And of course, saying goodbye again.
Then, May arrived. He said goodbye to Cairo and flew to San Francisco. I remember how happy I was that he came. How my Internet immediately shrunk. How my space became our space. And how he proposed to me in the summer, and how we got married in a small ceremony in front of my family, closest friends, and his mum.
While on this path, I’ve spent much of the time writing around all of this. I kept my “Notes on Virtual Life” series vague — these posts focused on the distinction between online and offline and relationships within the digital sphere, but those who were aware of our story knew I was really exploring the idea of us. While I don’t hold the same opinions about the online/offline spheres as I did when I wrote those posts — and I’ve considered removing them — I like seeing how my thoughts have evolved.
And so, back to this morning’s question: How did I get here?
I realize this blog has documented the answer to this question over the past two years.
* * * * *
I complain about not writing enough, but when I do, I’m happy with what I write here. The posts from 2012 that I’m particularly attached to are very personal ones: “Notes on Home, Life, and Love,” which explores long-distance love in the time of the Internet, and “Online Mourning and the Unexpected Refuge of Facebook,” which describes the passing of a dear friend and my experience dealing with grief and loss on Facebook.
Over at The Equals Record, I mused mainly about social media, from my process of culling tweets and creating my own universe on Twitter to the filing away of dreams on Pinterest. In the spring, I was also invited to contribute to Cyborgology, a collaborative blog on sociology and technology, and wrote “We Danced to Become Machines” — a piece on techno, dancing, and the seeds of my augmented self. It’s different from what I post here, and describes an experience and time in my life of which I haven’t fully washed my hands. When I’m in the right place and have the time, it’s a project I’d like to work on.

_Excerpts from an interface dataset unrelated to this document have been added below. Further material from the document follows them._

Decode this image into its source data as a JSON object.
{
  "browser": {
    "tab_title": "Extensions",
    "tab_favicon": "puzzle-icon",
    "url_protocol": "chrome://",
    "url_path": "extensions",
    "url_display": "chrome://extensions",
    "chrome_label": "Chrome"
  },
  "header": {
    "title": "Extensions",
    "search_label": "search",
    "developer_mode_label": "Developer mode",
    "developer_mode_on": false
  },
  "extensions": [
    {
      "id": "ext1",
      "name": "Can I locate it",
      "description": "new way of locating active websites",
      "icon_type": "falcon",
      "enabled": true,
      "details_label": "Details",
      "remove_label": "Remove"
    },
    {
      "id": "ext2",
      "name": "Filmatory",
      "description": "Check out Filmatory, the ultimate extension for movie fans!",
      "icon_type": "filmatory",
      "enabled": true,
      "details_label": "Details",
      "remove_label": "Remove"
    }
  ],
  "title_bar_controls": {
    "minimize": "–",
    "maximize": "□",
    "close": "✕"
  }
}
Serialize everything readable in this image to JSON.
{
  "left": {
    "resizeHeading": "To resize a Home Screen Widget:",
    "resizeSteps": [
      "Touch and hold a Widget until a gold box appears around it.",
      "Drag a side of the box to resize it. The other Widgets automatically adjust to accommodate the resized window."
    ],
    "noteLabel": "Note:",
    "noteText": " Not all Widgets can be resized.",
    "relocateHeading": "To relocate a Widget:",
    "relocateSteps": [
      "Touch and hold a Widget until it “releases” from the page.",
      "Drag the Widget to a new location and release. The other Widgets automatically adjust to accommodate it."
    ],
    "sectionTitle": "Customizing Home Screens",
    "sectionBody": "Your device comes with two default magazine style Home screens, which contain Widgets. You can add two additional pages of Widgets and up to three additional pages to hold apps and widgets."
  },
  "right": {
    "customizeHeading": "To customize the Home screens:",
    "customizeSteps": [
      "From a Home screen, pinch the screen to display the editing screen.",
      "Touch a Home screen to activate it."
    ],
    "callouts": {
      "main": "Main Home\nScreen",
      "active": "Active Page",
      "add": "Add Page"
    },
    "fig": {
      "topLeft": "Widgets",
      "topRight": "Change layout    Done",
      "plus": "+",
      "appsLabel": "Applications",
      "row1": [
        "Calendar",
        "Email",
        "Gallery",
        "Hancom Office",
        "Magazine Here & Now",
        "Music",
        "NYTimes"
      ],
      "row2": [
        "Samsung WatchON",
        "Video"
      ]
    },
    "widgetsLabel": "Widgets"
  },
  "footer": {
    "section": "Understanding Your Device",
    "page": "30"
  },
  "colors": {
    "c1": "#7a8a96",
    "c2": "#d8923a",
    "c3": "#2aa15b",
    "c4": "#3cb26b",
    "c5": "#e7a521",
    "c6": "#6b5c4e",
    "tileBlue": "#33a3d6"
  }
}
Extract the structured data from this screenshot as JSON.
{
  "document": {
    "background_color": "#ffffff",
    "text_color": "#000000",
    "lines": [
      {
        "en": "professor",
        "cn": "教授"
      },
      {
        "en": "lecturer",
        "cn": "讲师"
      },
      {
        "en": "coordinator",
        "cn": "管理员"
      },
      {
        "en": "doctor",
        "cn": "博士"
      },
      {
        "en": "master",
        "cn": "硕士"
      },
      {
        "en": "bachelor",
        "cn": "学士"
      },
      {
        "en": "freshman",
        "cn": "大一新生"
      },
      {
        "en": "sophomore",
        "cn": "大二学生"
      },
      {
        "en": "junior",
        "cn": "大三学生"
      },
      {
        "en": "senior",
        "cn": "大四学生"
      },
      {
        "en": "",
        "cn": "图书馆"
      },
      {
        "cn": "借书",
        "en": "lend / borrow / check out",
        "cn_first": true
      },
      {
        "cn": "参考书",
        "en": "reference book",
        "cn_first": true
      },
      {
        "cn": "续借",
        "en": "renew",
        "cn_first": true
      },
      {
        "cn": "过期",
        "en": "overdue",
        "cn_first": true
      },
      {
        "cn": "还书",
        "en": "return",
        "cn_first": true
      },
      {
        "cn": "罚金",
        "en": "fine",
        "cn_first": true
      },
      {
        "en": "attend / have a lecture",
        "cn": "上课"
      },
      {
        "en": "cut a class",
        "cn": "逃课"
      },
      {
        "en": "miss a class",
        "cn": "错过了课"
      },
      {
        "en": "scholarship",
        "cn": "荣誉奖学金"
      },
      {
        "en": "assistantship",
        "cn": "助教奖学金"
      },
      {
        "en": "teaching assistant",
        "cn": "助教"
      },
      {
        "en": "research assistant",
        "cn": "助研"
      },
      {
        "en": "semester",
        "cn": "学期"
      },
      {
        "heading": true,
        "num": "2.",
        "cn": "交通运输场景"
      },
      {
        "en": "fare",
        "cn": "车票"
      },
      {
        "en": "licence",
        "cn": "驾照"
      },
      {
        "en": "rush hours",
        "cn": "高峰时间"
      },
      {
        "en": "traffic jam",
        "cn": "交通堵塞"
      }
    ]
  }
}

Because right now, I’m focused on my new job. I don’t think I’ve mentioned this yet, but I’m now a story wrangler on the editorial team at Automattic, working on projects at WordPress.com and across the Automattic universe. (I began contract work in the summer and started full time in October.) I haven’t had time to write, and I suspect I won’t in general, especially for larger projects I’ve had in mind. But blog-wise, I hope to post at least once a month in 2013 (which is actually not so different from the frequency in 2012!).
After being featured on the Atlantic and numerous sites (like The Verge and The Daily Beast) last Christmas for my “On Eternal Sunshine, Erasing Memories, and Facebook Timeline” post, my sole New Year’s goal was to write better — to write tighter, cohesive, stand-alone pieces. I knew it meant posting less, but I didn’t mind that.
And that’s exactly what I did. Long-time followers of this blog know I’m very picky — about what I post, what I read, and who I follow. Given the ever-flowing streams of information we consume each day, I’m very happy with this selective approach in both my writing and reading. After a bit of freaking out about feeling left out, I’ve accepted I can’t read everything — nor do I want to — and have learned to pare things down, from my Twitter feed to my blogroll.
So, I just wanted to take a moment to say thank you for reading and following along. I know there’s so much to read and discover out there, and I’m happy to receive comments from readers who identify with something I’ve written. I don’t always know what I mean to say, and tend to ask questions in my posts because I don’t know the answers, so I appreciate when others say they’ve read something of mine that has resonated with them.
Happy holidays and New Year, everyone.
Cheri Lucas Rowlands
Writer at Writing Through the Fog. Editor at Automattic.